  3. Occasionally, there are cards in the encounter deck that got discarded when you didn't want them to. The one that comes to mind is Ranger of the North, but this can also apply to objective allies, objective attachments, or maybe just a particular location that you would rather see in play that not. The End Comes gives you the means to shuffle these back into the encounter deck once discarded.

  4. This one is the most quest dependant, but certain quest effects actually trigger off of cards in the encounter deck discard pile. The most obvious example of this are Deadman's Dike with it's dreaded "Cursed Dead" which triggers all other copies to come flying out of the discard pile when revealed. With this card you can reset the discard pile.

Of course, the real issue with this card is the puzzling restriction that doesn't allow you to play it unless a dwarf character leaves play. This alone makes this card fairly difficult to justify outside of dwarf decks, and even within dwarf decks you tend not to see a lot of allies leave play. To my knowledge, there are no "discard for" effects on any dwarf characters. Probably the best way to get around this odd restriction is to include a Miner of the Iron Hills or Erebor Hammersmith. These are cheap dwarf allies that you can use for their "enters play" effects, and then chump block with them to use this card. Luckily, both of these dwarves are in sphere with Denethor and other scrying effects.

It may not be over powered by any stretch of the imagination, but give this card a try sometime. You might find it can be more useful in a pinch than you first thought.

This card is a real head scratcher. Why does this card exist? What were they thinking when they designed and then eventually printed this card? It is a terrible, nearly unplayable card, but at least you might think of a scenario in which it is useful, like stopping effects that bring enemies into play from discard. The effect is okay. The part that is weird is the cost and the flavor. Why is it tied to a dwarf character dieing? This makes the card so awkward to pull off that nobody even bothers to try. It's not like you can just kill your own ally at will. You can discard some rohan allies or whatever, but not a dwarf. It doesn't even fit the theme. Why would a dieing dwarf shuffle the encounter discard back in the deck? What is the flavor here? The name and flavor text seems to refer to when the fellowship discovered that Balin's colony in Moria had been destroyed. So, this knowledge gives them insight that prevents discard recursion effects? I don't get it. I personally think it would be great if there were player cards that could interact with the encounter discard, but this is a confusing bust.
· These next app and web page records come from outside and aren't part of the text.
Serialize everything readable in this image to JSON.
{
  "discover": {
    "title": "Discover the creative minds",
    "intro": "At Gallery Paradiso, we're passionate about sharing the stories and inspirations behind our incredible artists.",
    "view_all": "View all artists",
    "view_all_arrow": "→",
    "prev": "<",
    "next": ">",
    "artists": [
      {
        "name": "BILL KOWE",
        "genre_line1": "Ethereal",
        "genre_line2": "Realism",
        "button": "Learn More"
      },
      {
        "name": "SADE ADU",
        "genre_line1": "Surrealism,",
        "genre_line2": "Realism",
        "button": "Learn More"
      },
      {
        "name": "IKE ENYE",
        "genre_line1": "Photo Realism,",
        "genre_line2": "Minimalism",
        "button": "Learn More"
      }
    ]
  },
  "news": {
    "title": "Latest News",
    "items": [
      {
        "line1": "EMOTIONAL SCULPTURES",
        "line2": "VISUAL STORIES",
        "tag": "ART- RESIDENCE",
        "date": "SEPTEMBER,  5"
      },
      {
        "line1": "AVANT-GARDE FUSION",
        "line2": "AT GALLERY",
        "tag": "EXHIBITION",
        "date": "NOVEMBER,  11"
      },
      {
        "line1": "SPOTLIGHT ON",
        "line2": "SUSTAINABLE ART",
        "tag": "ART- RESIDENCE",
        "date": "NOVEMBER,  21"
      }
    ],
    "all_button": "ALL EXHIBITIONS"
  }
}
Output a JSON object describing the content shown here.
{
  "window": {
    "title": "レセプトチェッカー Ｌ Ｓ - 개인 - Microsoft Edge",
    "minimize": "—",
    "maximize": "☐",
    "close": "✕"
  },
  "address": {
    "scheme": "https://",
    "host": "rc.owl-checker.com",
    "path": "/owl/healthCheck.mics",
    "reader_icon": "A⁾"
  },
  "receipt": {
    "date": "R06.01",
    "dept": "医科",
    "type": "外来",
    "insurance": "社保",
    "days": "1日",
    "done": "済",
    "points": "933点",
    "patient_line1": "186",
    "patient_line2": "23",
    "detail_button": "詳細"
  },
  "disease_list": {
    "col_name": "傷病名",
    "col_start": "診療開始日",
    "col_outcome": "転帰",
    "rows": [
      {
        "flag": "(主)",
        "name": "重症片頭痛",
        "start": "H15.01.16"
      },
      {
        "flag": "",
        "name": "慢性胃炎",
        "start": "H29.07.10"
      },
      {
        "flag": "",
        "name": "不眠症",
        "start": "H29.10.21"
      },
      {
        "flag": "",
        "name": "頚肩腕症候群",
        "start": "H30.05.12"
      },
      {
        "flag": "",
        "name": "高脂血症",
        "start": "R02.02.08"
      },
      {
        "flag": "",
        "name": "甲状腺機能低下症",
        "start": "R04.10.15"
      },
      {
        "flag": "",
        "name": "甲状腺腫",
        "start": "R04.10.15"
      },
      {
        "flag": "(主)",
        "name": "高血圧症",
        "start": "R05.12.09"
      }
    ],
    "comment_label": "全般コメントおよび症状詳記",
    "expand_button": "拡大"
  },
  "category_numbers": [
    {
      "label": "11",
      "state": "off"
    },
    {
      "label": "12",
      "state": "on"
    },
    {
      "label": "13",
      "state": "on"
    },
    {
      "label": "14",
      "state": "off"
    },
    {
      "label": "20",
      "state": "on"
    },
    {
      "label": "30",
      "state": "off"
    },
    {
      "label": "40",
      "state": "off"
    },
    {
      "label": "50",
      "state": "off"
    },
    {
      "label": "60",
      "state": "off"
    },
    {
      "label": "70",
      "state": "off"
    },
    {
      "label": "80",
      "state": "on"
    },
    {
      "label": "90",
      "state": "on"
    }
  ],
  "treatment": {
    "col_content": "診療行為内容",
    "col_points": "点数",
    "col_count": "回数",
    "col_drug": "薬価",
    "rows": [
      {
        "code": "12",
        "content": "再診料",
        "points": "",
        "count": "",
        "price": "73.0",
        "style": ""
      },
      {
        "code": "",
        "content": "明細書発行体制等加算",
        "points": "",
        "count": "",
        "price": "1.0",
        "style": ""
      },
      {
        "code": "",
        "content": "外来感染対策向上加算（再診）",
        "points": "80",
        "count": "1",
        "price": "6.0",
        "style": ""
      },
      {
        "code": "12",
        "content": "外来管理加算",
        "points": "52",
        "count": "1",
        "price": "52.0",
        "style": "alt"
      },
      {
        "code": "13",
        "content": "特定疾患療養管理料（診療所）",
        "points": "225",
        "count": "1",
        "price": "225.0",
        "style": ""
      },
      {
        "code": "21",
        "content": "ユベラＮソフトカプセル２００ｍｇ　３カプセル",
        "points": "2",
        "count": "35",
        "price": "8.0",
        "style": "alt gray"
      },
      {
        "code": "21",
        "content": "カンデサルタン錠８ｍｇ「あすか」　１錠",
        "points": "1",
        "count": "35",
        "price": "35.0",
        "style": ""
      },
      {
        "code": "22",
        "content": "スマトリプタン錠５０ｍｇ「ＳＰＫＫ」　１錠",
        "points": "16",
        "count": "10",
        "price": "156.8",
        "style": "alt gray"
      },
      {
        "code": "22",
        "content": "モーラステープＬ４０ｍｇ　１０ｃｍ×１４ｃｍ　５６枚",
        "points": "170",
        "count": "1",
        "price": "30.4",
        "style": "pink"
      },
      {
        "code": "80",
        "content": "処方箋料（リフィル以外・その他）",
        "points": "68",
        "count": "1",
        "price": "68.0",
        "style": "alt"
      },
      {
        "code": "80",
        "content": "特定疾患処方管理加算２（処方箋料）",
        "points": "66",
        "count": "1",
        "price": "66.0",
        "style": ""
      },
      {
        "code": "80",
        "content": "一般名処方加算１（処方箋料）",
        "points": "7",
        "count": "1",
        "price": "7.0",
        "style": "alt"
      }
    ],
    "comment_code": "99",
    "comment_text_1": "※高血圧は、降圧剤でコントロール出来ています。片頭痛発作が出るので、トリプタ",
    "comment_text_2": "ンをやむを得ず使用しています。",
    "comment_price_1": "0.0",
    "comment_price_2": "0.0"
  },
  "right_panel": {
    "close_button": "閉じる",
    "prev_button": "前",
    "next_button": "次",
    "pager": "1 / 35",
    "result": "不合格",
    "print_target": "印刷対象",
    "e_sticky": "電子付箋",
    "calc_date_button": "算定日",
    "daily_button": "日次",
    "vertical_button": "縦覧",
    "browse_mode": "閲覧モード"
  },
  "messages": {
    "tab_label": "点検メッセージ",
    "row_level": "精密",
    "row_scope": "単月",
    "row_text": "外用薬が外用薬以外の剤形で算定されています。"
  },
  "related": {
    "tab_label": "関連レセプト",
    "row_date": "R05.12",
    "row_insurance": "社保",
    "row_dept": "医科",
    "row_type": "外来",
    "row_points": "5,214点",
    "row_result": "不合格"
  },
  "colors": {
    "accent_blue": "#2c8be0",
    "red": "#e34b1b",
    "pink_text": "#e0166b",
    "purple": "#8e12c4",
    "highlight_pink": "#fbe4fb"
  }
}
I find a way to use this card. The Gandalf-Dwarf Miners, dig deep in your deck. This card is perfect to recycle the deck. Ok, I know we have that Spirit Event, but this card is 0 cost!, and with those weaks miners, is easy to destroy one of them. — Libro Rojo 171
BAH, I missread, thinking that you shuffle your deck! but it is the encounter discard pile..... — Libro Rojo 171
All that I can say for this card is that there are times where it is advantageous to reshuffle the encounter deck. One would be when you know through scrying what is coming in the next few rounds and don't like it. Another would be if something you were looking for (Ranger of the North comes to mind, or Tom Bombadil) got discarded as a shadow. There are other scenario specific times where it could be useful as well (Deadman's Dike with 3 copies of Cursed dead in Discard!). — mduckworth83 621
Accidentally posted too early. To finish my thought, the real issue with this card is it's situational requirements. Atleast it's 0 cost neutral. I could see using it maybe 1x in the right scenarios with the right player deck. — mduckworth83 621